[Interface dataset entries]
--- START ---

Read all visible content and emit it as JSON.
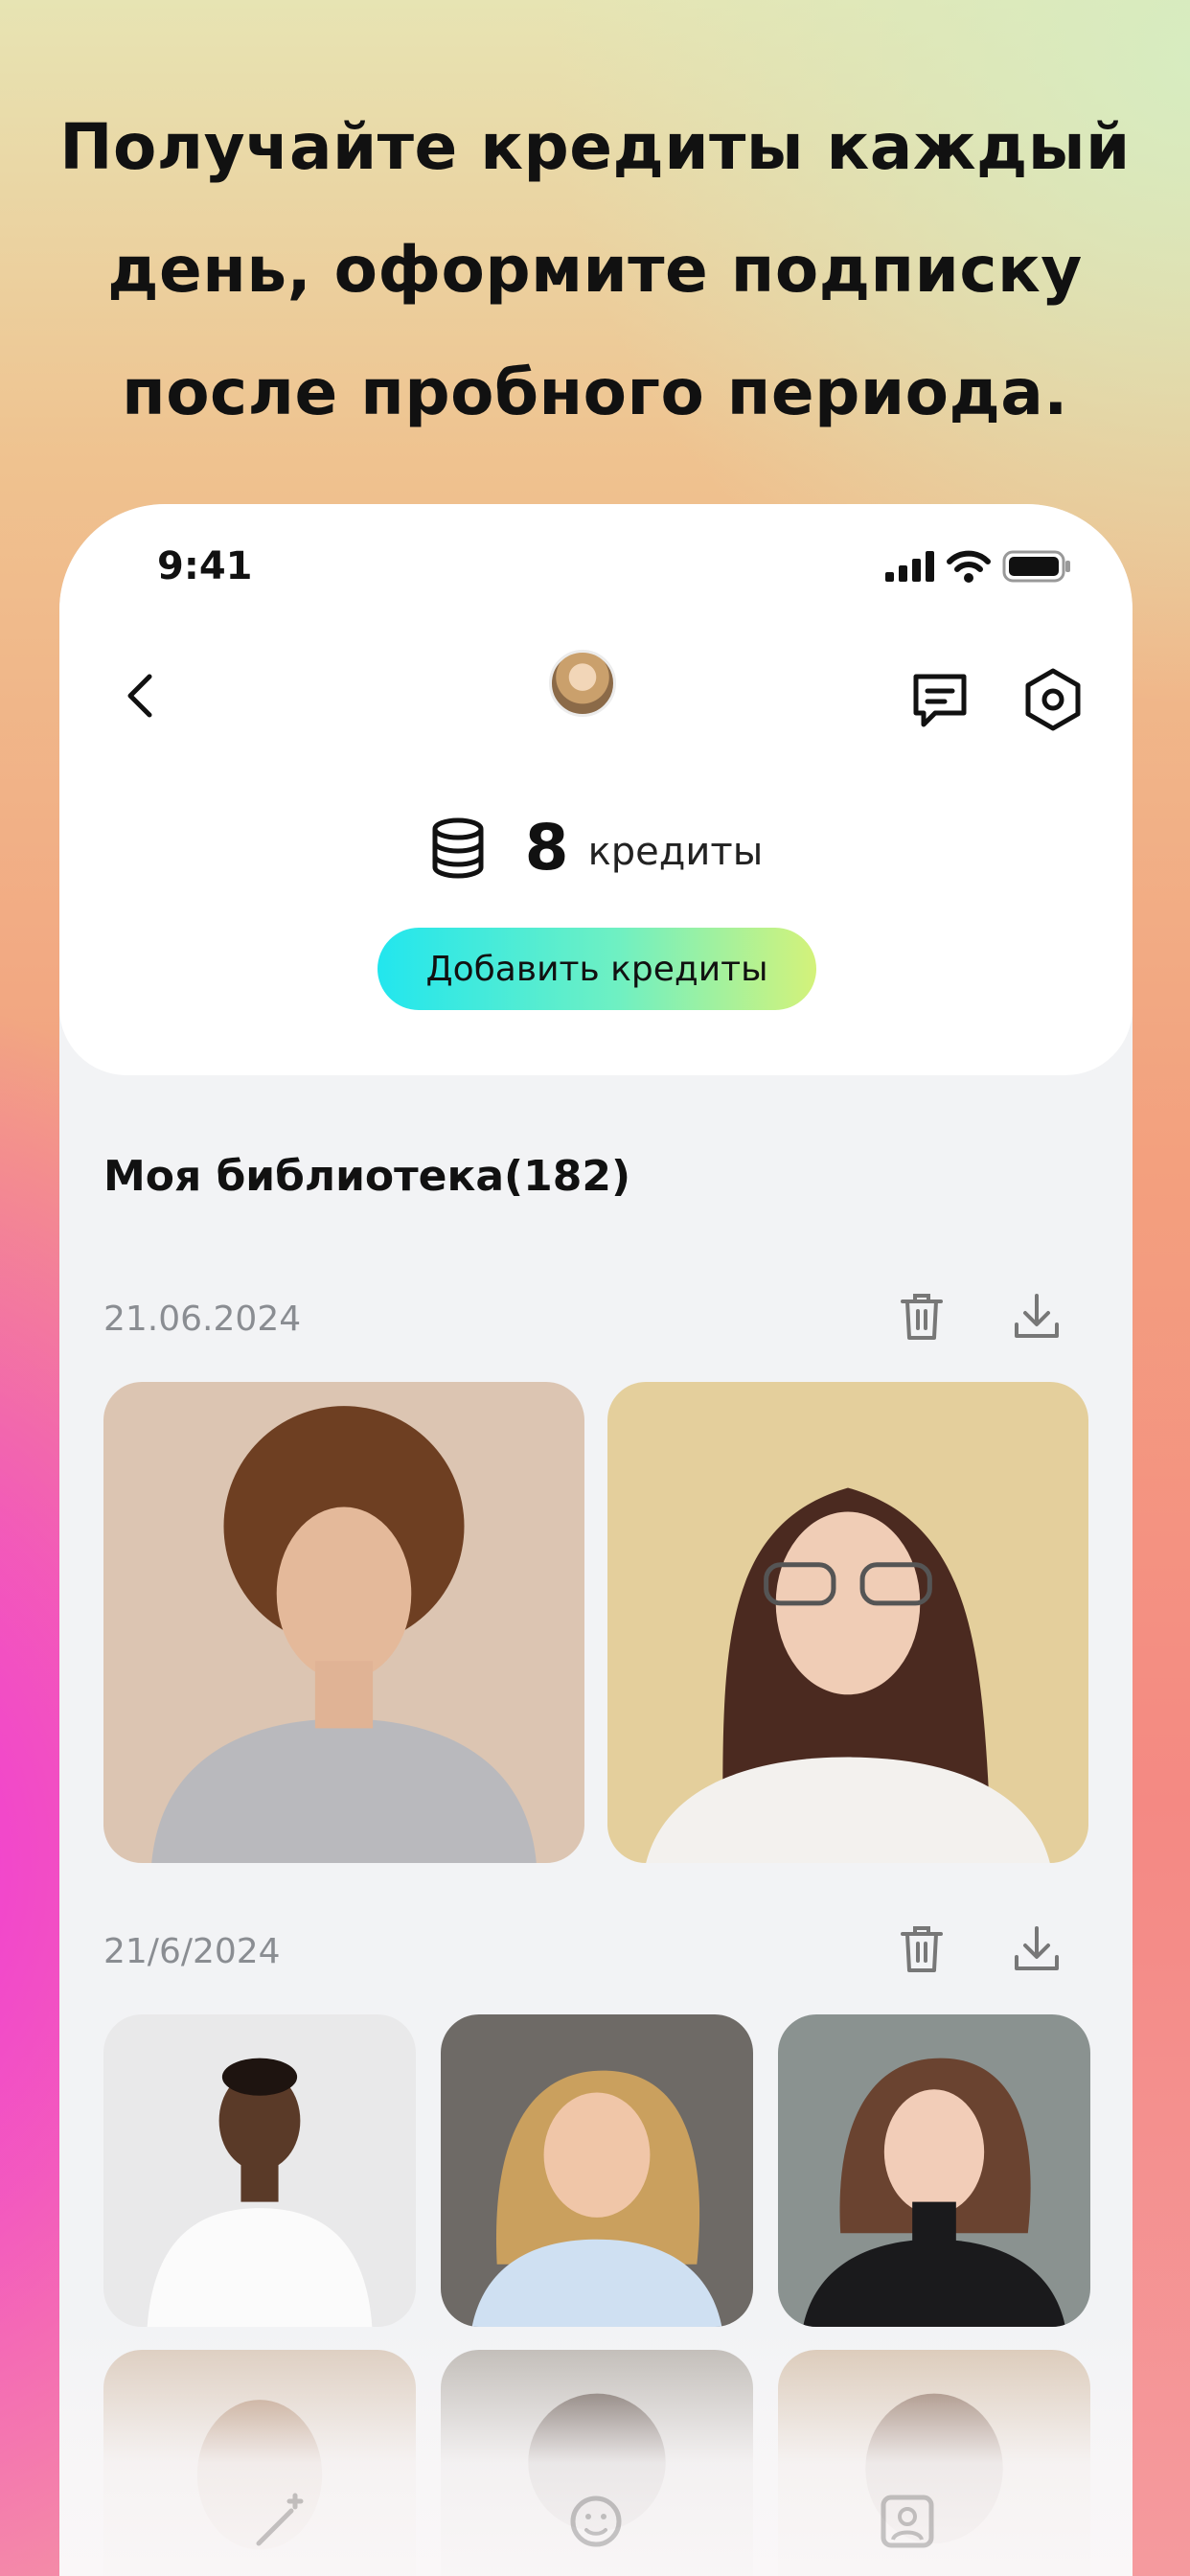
{
  "headline": {
    "line1": "Получайте кредиты каждый",
    "line2": "день, оформите подписку",
    "line3": "после пробного периода."
  },
  "status_bar": {
    "time": "9:41"
  },
  "credits": {
    "count": "8",
    "label": "кредиты",
    "add_button": "Добавить кредиты"
  },
  "library": {
    "title": "Моя библиотека(182)",
    "groups": [
      {
        "date": "21.06.2024"
      },
      {
        "date": "21/6/2024"
      }
    ]
  },
  "icons": {
    "back": "chevron-left-icon",
    "chat": "message-icon",
    "settings": "settings-hexagon-icon",
    "coins": "coins-stack-icon",
    "delete": "trash-icon",
    "download": "download-icon"
  },
  "colors": {
    "accent_gradient_start": "#22e6ee",
    "accent_gradient_end": "#d4f27a",
    "date_text": "#8a8d92"
  }
}
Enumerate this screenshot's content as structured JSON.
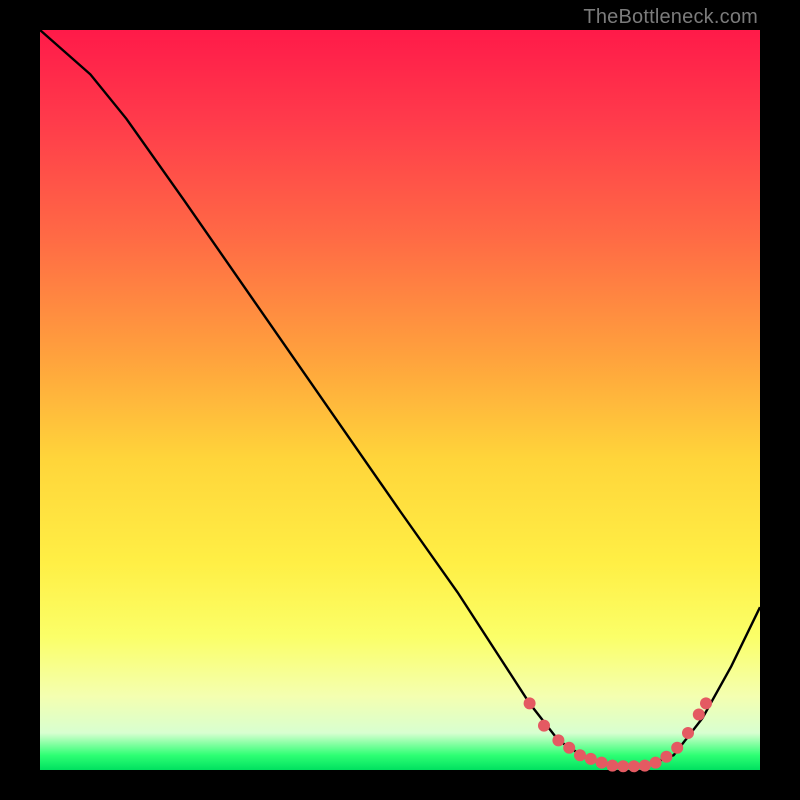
{
  "watermark": "TheBottleneck.com",
  "chart_data": {
    "type": "line",
    "title": "",
    "xlabel": "",
    "ylabel": "",
    "xlim": [
      0,
      100
    ],
    "ylim": [
      0,
      100
    ],
    "background_gradient": {
      "top": "#ff1a49",
      "mid_top": "#ff8a3e",
      "mid": "#ffe23a",
      "mid_bottom": "#f4ffb0",
      "bottom": "#00e060"
    },
    "series": [
      {
        "name": "bottleneck-curve",
        "color": "#000000",
        "points": [
          {
            "x": 0,
            "y": 100
          },
          {
            "x": 7,
            "y": 94
          },
          {
            "x": 12,
            "y": 88
          },
          {
            "x": 20,
            "y": 77
          },
          {
            "x": 30,
            "y": 63
          },
          {
            "x": 40,
            "y": 49
          },
          {
            "x": 50,
            "y": 35
          },
          {
            "x": 58,
            "y": 24
          },
          {
            "x": 64,
            "y": 15
          },
          {
            "x": 68,
            "y": 9
          },
          {
            "x": 72,
            "y": 4
          },
          {
            "x": 76,
            "y": 1.5
          },
          {
            "x": 80,
            "y": 0.5
          },
          {
            "x": 84,
            "y": 0.5
          },
          {
            "x": 88,
            "y": 2
          },
          {
            "x": 92,
            "y": 7
          },
          {
            "x": 96,
            "y": 14
          },
          {
            "x": 100,
            "y": 22
          }
        ]
      },
      {
        "name": "optimum-region-markers",
        "color": "#e45a62",
        "marker": "dot",
        "points": [
          {
            "x": 68,
            "y": 9
          },
          {
            "x": 70,
            "y": 6
          },
          {
            "x": 72,
            "y": 4
          },
          {
            "x": 73.5,
            "y": 3
          },
          {
            "x": 75,
            "y": 2
          },
          {
            "x": 76.5,
            "y": 1.5
          },
          {
            "x": 78,
            "y": 1
          },
          {
            "x": 79.5,
            "y": 0.6
          },
          {
            "x": 81,
            "y": 0.5
          },
          {
            "x": 82.5,
            "y": 0.5
          },
          {
            "x": 84,
            "y": 0.6
          },
          {
            "x": 85.5,
            "y": 1
          },
          {
            "x": 87,
            "y": 1.8
          },
          {
            "x": 88.5,
            "y": 3
          },
          {
            "x": 90,
            "y": 5
          },
          {
            "x": 91.5,
            "y": 7.5
          },
          {
            "x": 92.5,
            "y": 9
          }
        ]
      }
    ]
  }
}
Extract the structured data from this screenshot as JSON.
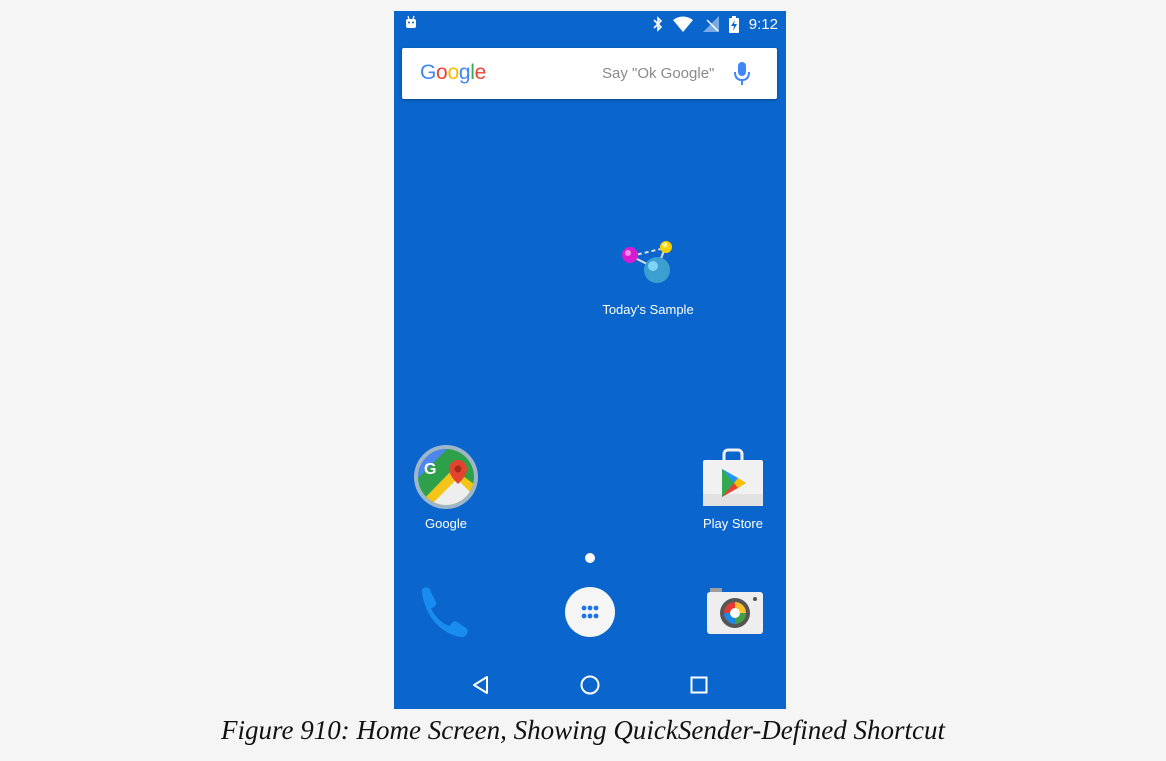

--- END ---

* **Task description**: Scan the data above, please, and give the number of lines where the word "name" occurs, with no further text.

* **Answer to this problem**: 2